Though most experts believe Santiago will recover quickly, Marshall administrators felt they needed to make a quick decision and, because they can’t be sure the country and its business will be stable in time for spring break, they chose to call off the trip.

“The challenge we have at the moment is that the trip was scheduled to leave a week from Saturday, so we don’t have a long window of time to watch how the situation in Santiago changes,” said Kim West, the associate dean for undergraduate programs at Marshall. “If we were not leaving for four weeks or six weeks, we could take the time to see what the next week or two brings. Unfortunately, we don’t have that time.”

A similar situation arose last year, West said, when terrorist attacks in Mumbai, India precluded travel to the country. In that case, the students were taken instead to Dublin, Ireland.

West said Marshall is currently exploring alternatives for the Chile group, including traveling to a different location in March or rescheduling the Santiago trip for May.

If possible, West said she hopes the students will be able to visit Santiago later in the year.
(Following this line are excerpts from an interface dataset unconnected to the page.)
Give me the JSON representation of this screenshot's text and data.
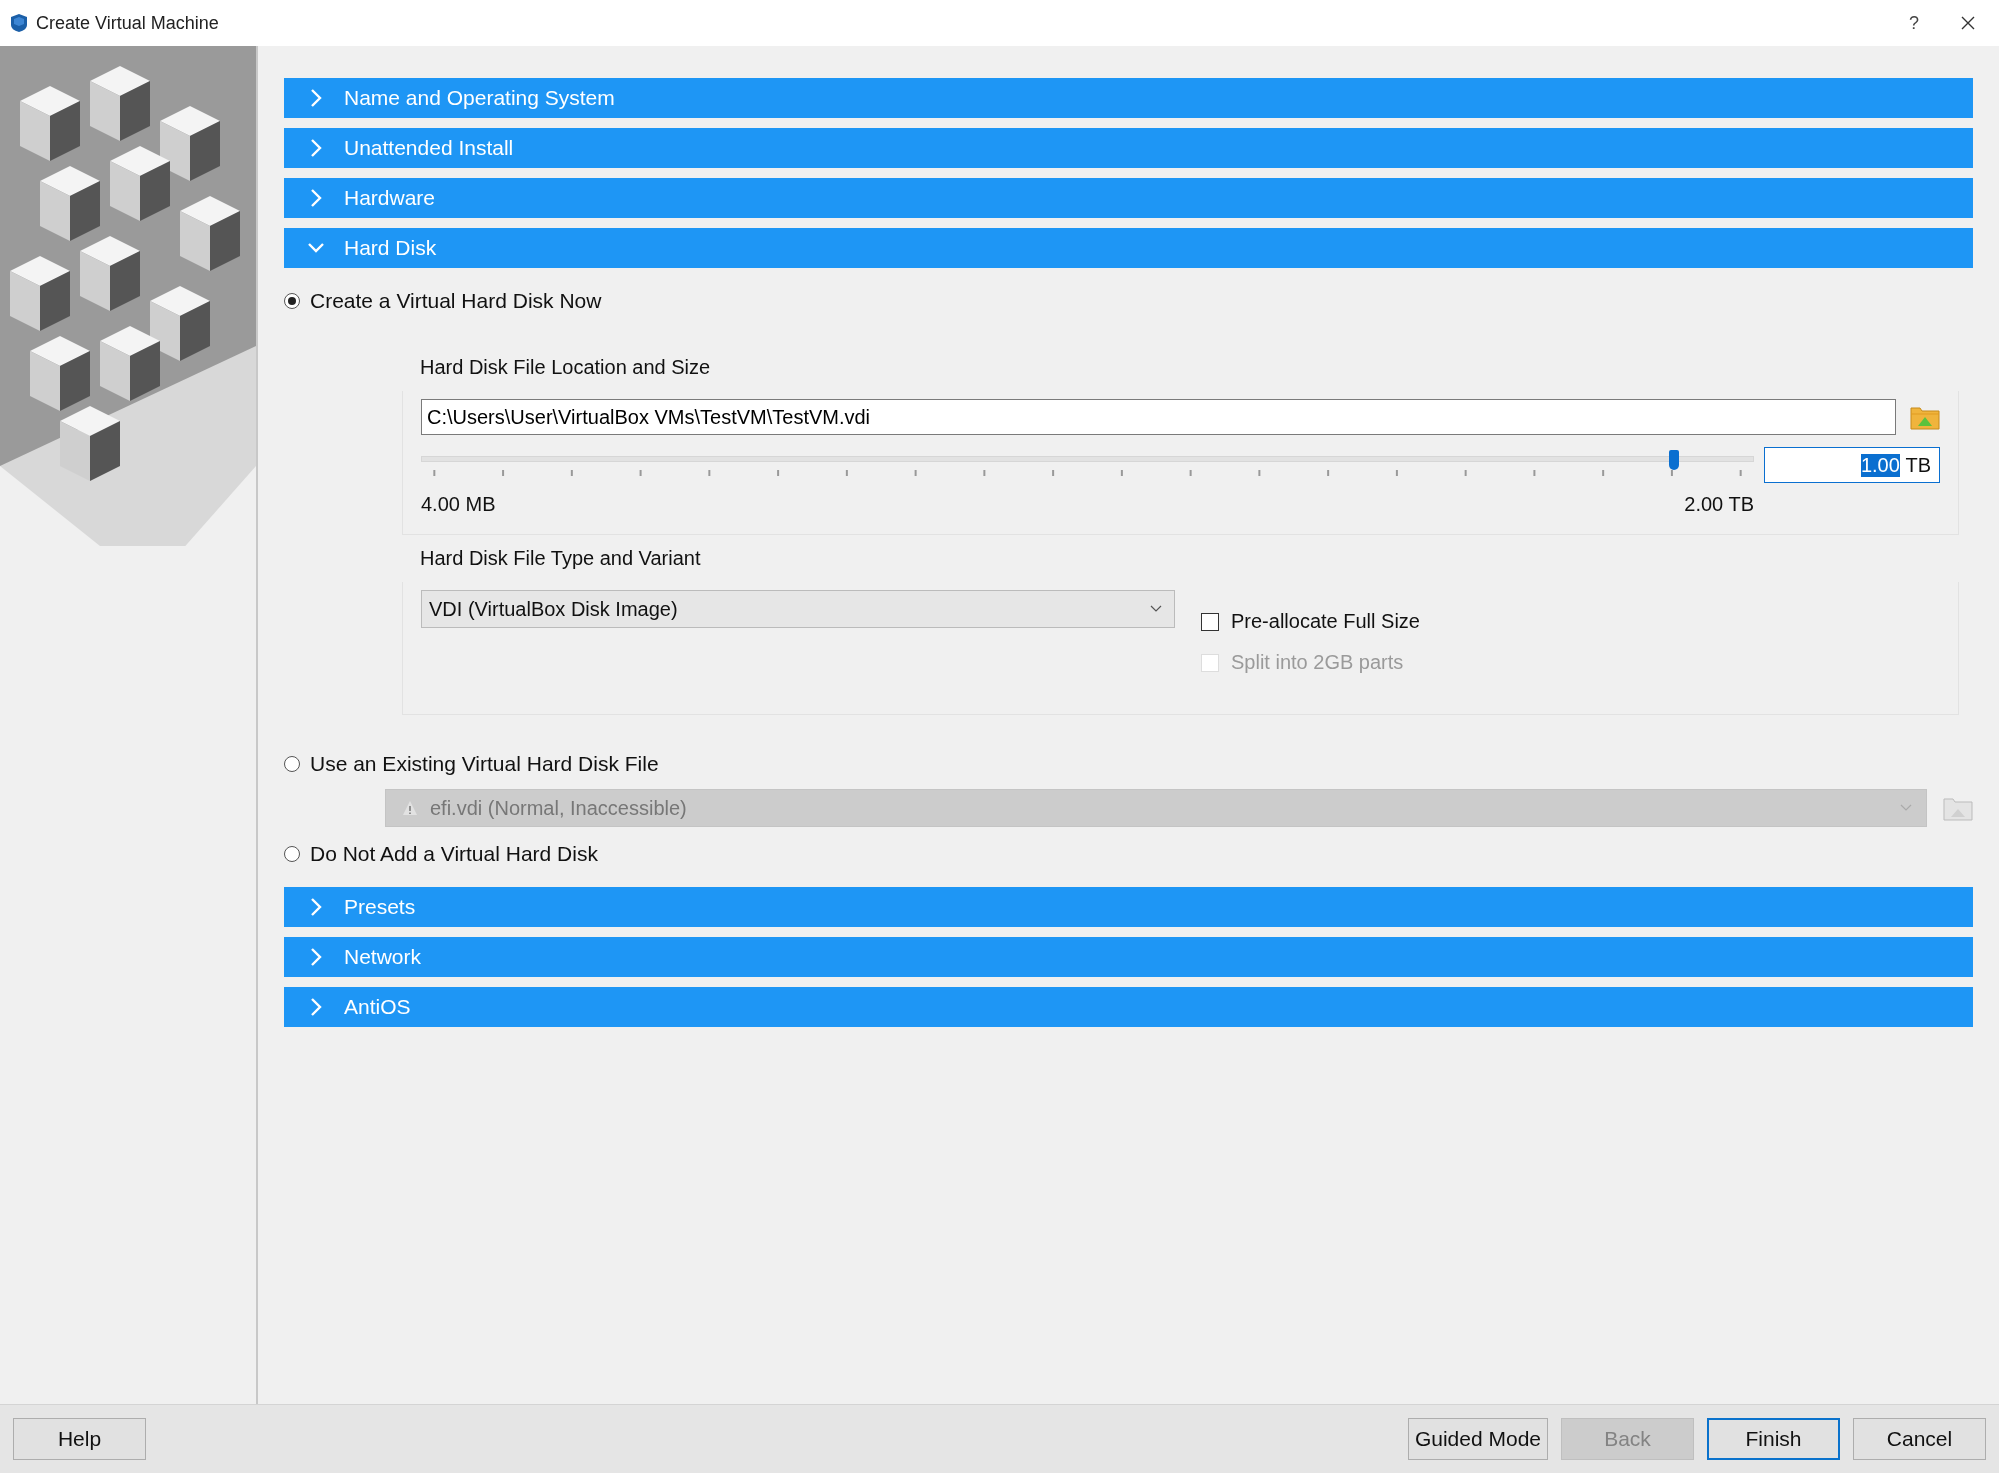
{
  "window": {
    "title": "Create Virtual Machine",
    "help_glyph": "?"
  },
  "sections": [
    {
      "label": "Name and Operating System",
      "expanded": false
    },
    {
      "label": "Unattended Install",
      "expanded": false
    },
    {
      "label": "Hardware",
      "expanded": false
    },
    {
      "label": "Hard Disk",
      "expanded": true
    },
    {
      "label": "Presets",
      "expanded": false
    },
    {
      "label": "Network",
      "expanded": false
    },
    {
      "label": "AntiOS",
      "expanded": false
    }
  ],
  "hard_disk": {
    "create_option": {
      "label": "Create a Virtual Hard Disk Now",
      "selected": true
    },
    "location_group": {
      "title": "Hard Disk File Location and Size",
      "path": "C:\\Users\\User\\VirtualBox VMs\\TestVM\\TestVM.vdi",
      "size": {
        "level": 0.94,
        "value": "1.00",
        "value_selected": true,
        "unit": "TB",
        "min_label": "4.00 MB",
        "max_label": "2.00 TB"
      }
    },
    "type_group": {
      "title": "Hard Disk File Type and Variant",
      "format": "VDI (VirtualBox Disk Image)",
      "options": [
        {
          "label": "Pre-allocate Full Size",
          "checked": false,
          "disabled": false
        },
        {
          "label": "Split into 2GB parts",
          "checked": false,
          "disabled": true
        }
      ]
    },
    "existing_option": {
      "label": "Use an Existing Virtual Hard Disk File",
      "selected": false
    },
    "existing_file": {
      "value": "efi.vdi (Normal, Inaccessible)",
      "disabled": true
    },
    "none_option": {
      "label": "Do Not Add a Virtual Hard Disk",
      "selected": false
    }
  },
  "buttons": [
    {
      "label": "Help",
      "disabled": false,
      "default": false
    },
    {
      "label": "Guided Mode",
      "disabled": false,
      "default": false
    },
    {
      "label": "Back",
      "disabled": true,
      "default": false
    },
    {
      "label": "Finish",
      "disabled": false,
      "default": true
    },
    {
      "label": "Cancel",
      "disabled": false,
      "default": false
    }
  ]
}
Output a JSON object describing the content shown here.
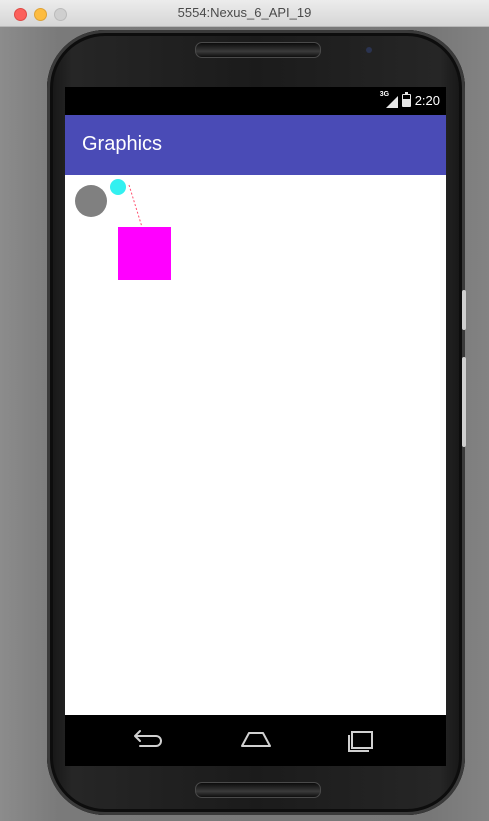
{
  "window": {
    "title": "5554:Nexus_6_API_19"
  },
  "status_bar": {
    "network": "3G",
    "time": "2:20"
  },
  "app_bar": {
    "title": "Graphics"
  },
  "canvas": {
    "shapes": [
      {
        "kind": "circle",
        "color": "#808080"
      },
      {
        "kind": "circle",
        "color": "#33f0f0"
      },
      {
        "kind": "dotted-line",
        "color": "#ff4d6d"
      },
      {
        "kind": "square",
        "color": "#ff00ff"
      }
    ]
  },
  "nav_bar": {
    "icons": [
      "back-icon",
      "home-icon",
      "recent-apps-icon"
    ]
  },
  "colors": {
    "app_bar": "#4a4bb6",
    "magenta": "#ff00ff",
    "cyan": "#33f0f0",
    "gray": "#808080"
  }
}
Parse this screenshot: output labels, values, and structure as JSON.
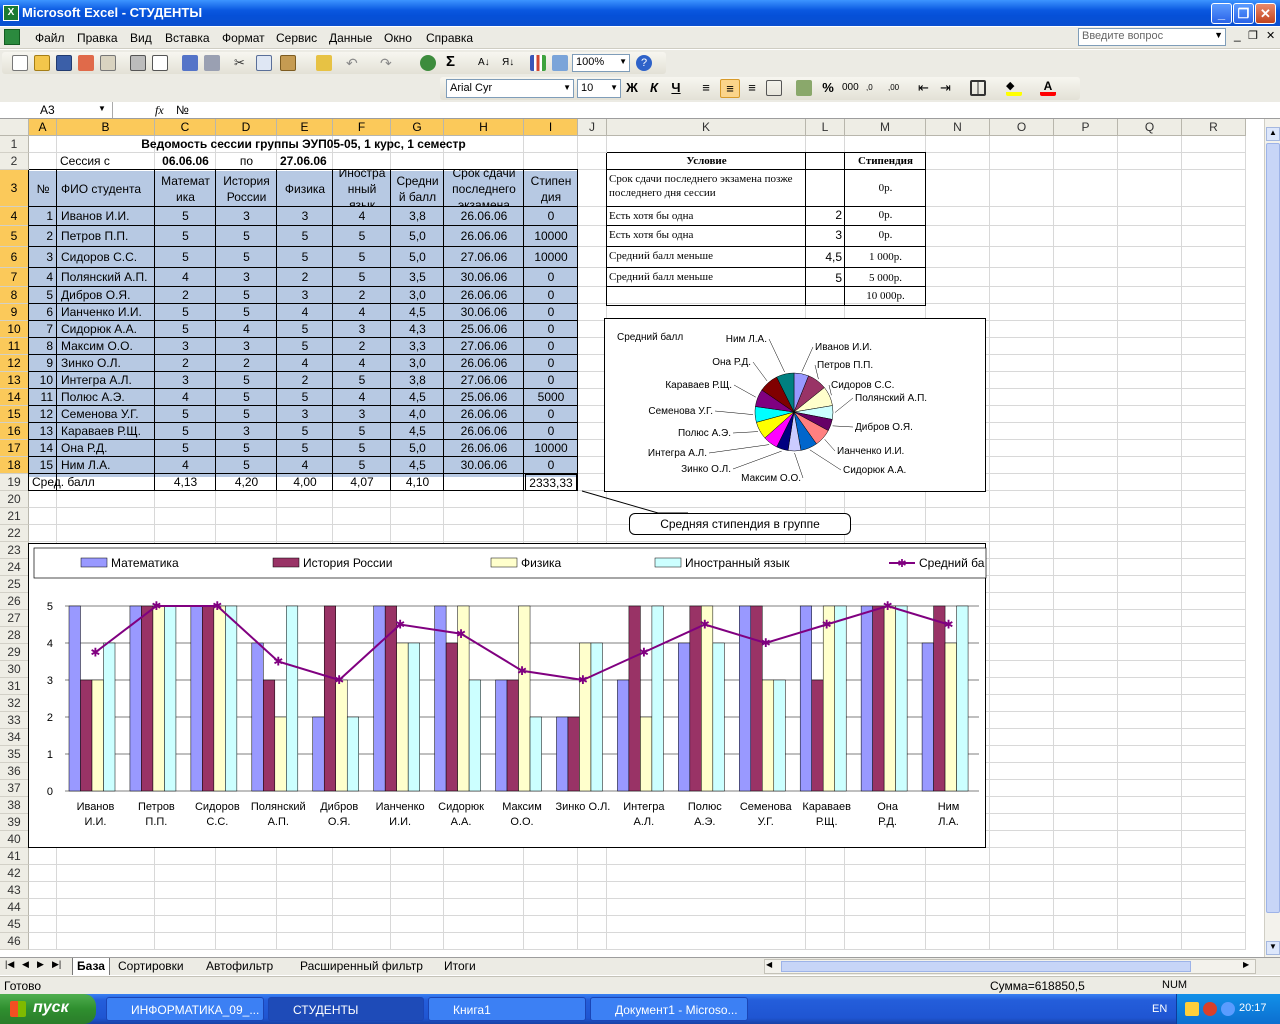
{
  "window": {
    "title": "Microsoft Excel - СТУДЕНТЫ"
  },
  "menu": [
    "Файл",
    "Правка",
    "Вид",
    "Вставка",
    "Формат",
    "Сервис",
    "Данные",
    "Окно",
    "Справка"
  ],
  "menu_extra": {
    "question_placeholder": "Введите вопрос"
  },
  "toolbar": {
    "zoom": "100%",
    "font": "Arial Cyr",
    "font_size": "10"
  },
  "formula_bar": {
    "name_box": "A3",
    "content": "№"
  },
  "columns": [
    "A",
    "B",
    "C",
    "D",
    "E",
    "F",
    "G",
    "H",
    "I",
    "J",
    "K",
    "L",
    "M",
    "N",
    "O",
    "P",
    "Q",
    "R"
  ],
  "selected_columns": [
    "A",
    "B",
    "C",
    "D",
    "E",
    "F",
    "G",
    "H",
    "I"
  ],
  "rows": [
    "1",
    "2",
    "3",
    "4",
    "5",
    "6",
    "7",
    "8",
    "9",
    "10",
    "11",
    "12",
    "13",
    "14",
    "15",
    "16",
    "17",
    "18",
    "19",
    "20",
    "21",
    "22",
    "23",
    "24",
    "25",
    "26",
    "27",
    "28",
    "29",
    "30",
    "31",
    "32",
    "33",
    "34",
    "35",
    "36",
    "37",
    "38",
    "39",
    "40",
    "41",
    "42",
    "43",
    "44",
    "45",
    "46"
  ],
  "sheet": {
    "title": "Ведомость сессии группы ЭУП05-05, 1 курс, 1 семестр",
    "session_from_label": "Сессия с",
    "session_from": "06.06.06",
    "session_to_label": "по",
    "session_to": "27.06.06",
    "headers": [
      "№",
      "ФИО студента",
      "Математ ика",
      "История России",
      "Физика",
      "Иностра нный язык",
      "Средни й балл",
      "Срок сдачи последнего экзамена",
      "Стипен дия"
    ],
    "students": [
      [
        "1",
        "Иванов И.И.",
        "5",
        "3",
        "3",
        "4",
        "3,8",
        "26.06.06",
        "0"
      ],
      [
        "2",
        "Петров П.П.",
        "5",
        "5",
        "5",
        "5",
        "5,0",
        "26.06.06",
        "10000"
      ],
      [
        "3",
        "Сидоров С.С.",
        "5",
        "5",
        "5",
        "5",
        "5,0",
        "27.06.06",
        "10000"
      ],
      [
        "4",
        "Полянский А.П.",
        "4",
        "3",
        "2",
        "5",
        "3,5",
        "30.06.06",
        "0"
      ],
      [
        "5",
        "Дибров О.Я.",
        "2",
        "5",
        "3",
        "2",
        "3,0",
        "26.06.06",
        "0"
      ],
      [
        "6",
        "Ианченко И.И.",
        "5",
        "5",
        "4",
        "4",
        "4,5",
        "30.06.06",
        "0"
      ],
      [
        "7",
        "Сидорюк А.А.",
        "5",
        "4",
        "5",
        "3",
        "4,3",
        "25.06.06",
        "0"
      ],
      [
        "8",
        "Максим О.О.",
        "3",
        "3",
        "5",
        "2",
        "3,3",
        "27.06.06",
        "0"
      ],
      [
        "9",
        "Зинко О.Л.",
        "2",
        "2",
        "4",
        "4",
        "3,0",
        "26.06.06",
        "0"
      ],
      [
        "10",
        "Интегра А.Л.",
        "3",
        "5",
        "2",
        "5",
        "3,8",
        "27.06.06",
        "0"
      ],
      [
        "11",
        "Полюс А.Э.",
        "4",
        "5",
        "5",
        "4",
        "4,5",
        "25.06.06",
        "5000"
      ],
      [
        "12",
        "Семенова У.Г.",
        "5",
        "5",
        "3",
        "3",
        "4,0",
        "26.06.06",
        "0"
      ],
      [
        "13",
        "Караваев Р.Щ.",
        "5",
        "3",
        "5",
        "5",
        "4,5",
        "26.06.06",
        "0"
      ],
      [
        "14",
        "Она Р.Д.",
        "5",
        "5",
        "5",
        "5",
        "5,0",
        "26.06.06",
        "10000"
      ],
      [
        "15",
        "Ним Л.А.",
        "4",
        "5",
        "4",
        "5",
        "4,5",
        "30.06.06",
        "0"
      ]
    ],
    "avg_label": "Сред. балл",
    "averages": [
      "4,13",
      "4,20",
      "4,00",
      "4,07",
      "4,10"
    ],
    "avg_stipend": "2333,33",
    "conditions_header": [
      "Условие",
      "Стипендия"
    ],
    "conditions": [
      {
        "text": "Срок сдачи последнего экзамена позже последнего дня сессии",
        "val": "",
        "stip": "0р."
      },
      {
        "text": "Есть хотя бы одна",
        "val": "2",
        "stip": "0р."
      },
      {
        "text": "Есть хотя бы одна",
        "val": "3",
        "stip": "0р."
      },
      {
        "text": "Средний балл меньше",
        "val": "4,5",
        "stip": "1 000р."
      },
      {
        "text": "Средний балл меньше",
        "val": "5",
        "stip": "5 000р."
      },
      {
        "text": "",
        "val": "",
        "stip": "10 000р."
      }
    ],
    "callout": "Средняя стипендия в группе"
  },
  "pie_chart": {
    "title": "Средний балл",
    "labels": [
      "Иванов И.И.",
      "Петров П.П.",
      "Сидоров С.С.",
      "Полянский А.П.",
      "Дибров О.Я.",
      "Ианченко И.И.",
      "Сидорюк А.А.",
      "Максим О.О.",
      "Зинко О.Л.",
      "Интегра А.Л.",
      "Полюс А.Э.",
      "Семенова У.Г.",
      "Караваев Р.Щ.",
      "Она Р.Д.",
      "Ним Л.А."
    ],
    "values": [
      3.75,
      5,
      5,
      3.5,
      3,
      4.5,
      4.25,
      3.25,
      3,
      3.75,
      4.5,
      4,
      4.5,
      5,
      4.5
    ],
    "colors": [
      "#9999ff",
      "#993366",
      "#ffffcc",
      "#ccffff",
      "#660066",
      "#ff8080",
      "#0066cc",
      "#ccccff",
      "#000080",
      "#ff00ff",
      "#ffff00",
      "#00ffff",
      "#800080",
      "#800000",
      "#008080"
    ]
  },
  "chart_data": {
    "type": "bar",
    "categories": [
      "Иванов И.И.",
      "Петров П.П.",
      "Сидоров С.С.",
      "Полянский А.П.",
      "Дибров О.Я.",
      "Ианченко И.И.",
      "Сидорюк А.А.",
      "Максим О.О.",
      "Зинко О.Л.",
      "Интегра А.Л.",
      "Полюс А.Э.",
      "Семенова У.Г.",
      "Караваев Р.Щ.",
      "Она Р.Д.",
      "Ним Л.А."
    ],
    "series": [
      {
        "name": "Математика",
        "color": "#9999ff",
        "values": [
          5,
          5,
          5,
          4,
          2,
          5,
          5,
          3,
          2,
          3,
          4,
          5,
          5,
          5,
          4
        ]
      },
      {
        "name": "История России",
        "color": "#993366",
        "values": [
          3,
          5,
          5,
          3,
          5,
          5,
          4,
          3,
          2,
          5,
          5,
          5,
          3,
          5,
          5
        ]
      },
      {
        "name": "Физика",
        "color": "#ffffcc",
        "values": [
          3,
          5,
          5,
          2,
          3,
          4,
          5,
          5,
          4,
          2,
          5,
          3,
          5,
          5,
          4
        ]
      },
      {
        "name": "Иностранный язык",
        "color": "#ccffff",
        "values": [
          4,
          5,
          5,
          5,
          2,
          4,
          3,
          2,
          4,
          5,
          4,
          3,
          5,
          5,
          5
        ]
      },
      {
        "name": "Средний ба",
        "type": "line",
        "color": "#800080",
        "values": [
          3.75,
          5,
          5,
          3.5,
          3,
          4.5,
          4.25,
          3.25,
          3,
          3.75,
          4.5,
          4,
          4.5,
          5,
          4.5
        ]
      }
    ],
    "ylim": [
      0,
      5
    ],
    "yticks": [
      "0",
      "1",
      "2",
      "3",
      "4",
      "5"
    ],
    "legend": "top"
  },
  "sheets": [
    "База",
    "Сортировки",
    "Автофильтр",
    "Расширенный фильтр",
    "Итоги"
  ],
  "status": {
    "ready": "Готово",
    "sum": "Сумма=618850,5",
    "num": "NUM"
  },
  "taskbar": {
    "start": "пуск",
    "items": [
      "ИНФОРМАТИКА_09_...",
      "СТУДЕНТЫ",
      "Книга1",
      "Документ1 - Microso..."
    ],
    "lang": "EN",
    "clock": "20:17"
  }
}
Coordinating this, however, involves communicating with hotels, travel agencies, airlines and the businesses the students were supposed to visit.

“Ideally, we would look at the week after commencement because we actually have three trips going then,” West said. “We might look to just move it to that block and hope it works for most of the students.”

Students who were part of the group headed to Santiago said they are disappointed the program has been canceled but are hopeful that they might get to go later.

Garrett Weiss, a freshman majoring in business administration, said many of the students were actually eager to go to Chile right after the earthquake because of the possibility of assisting with humanitarian efforts.

“Obviously we wouldn’t be going just to do everything we had planned if we went after the earthquake; we’d probably be helping, which everyone was really excited about as well,” Weiss said.

Laura Gardiner, a freshman majoring in business administration, said she was disappointed because the group has spent the whole semester learning about Chile, and they were anxious to visit and apply their knowledge.

“I was disappointed … in the sense that we’ve been learning about Chile, so I’ve been really excited to go to Chile and South America in general,” Gardiner said.

Going to a different location in March would be difficult, as many require specific visas, Gardiner noted, and she said she hopes the trip happens later in the year.

“I’m hoping that the trip is just going to get moved to May, but then the other problem is that people who picked March trips pick them because they can’t go in May,” she said.

Weiss, however, said he is willing to go anywhere Marshall might send him in March.

“It’s kind of exciting to know that we’re going somewhere but have no idea where we’re going,” he said.

West said Marshall hopes to notify students by the end of the week as to what the alternative plan will be.

This would have been the third time students in the LINC program have traveled to Chile.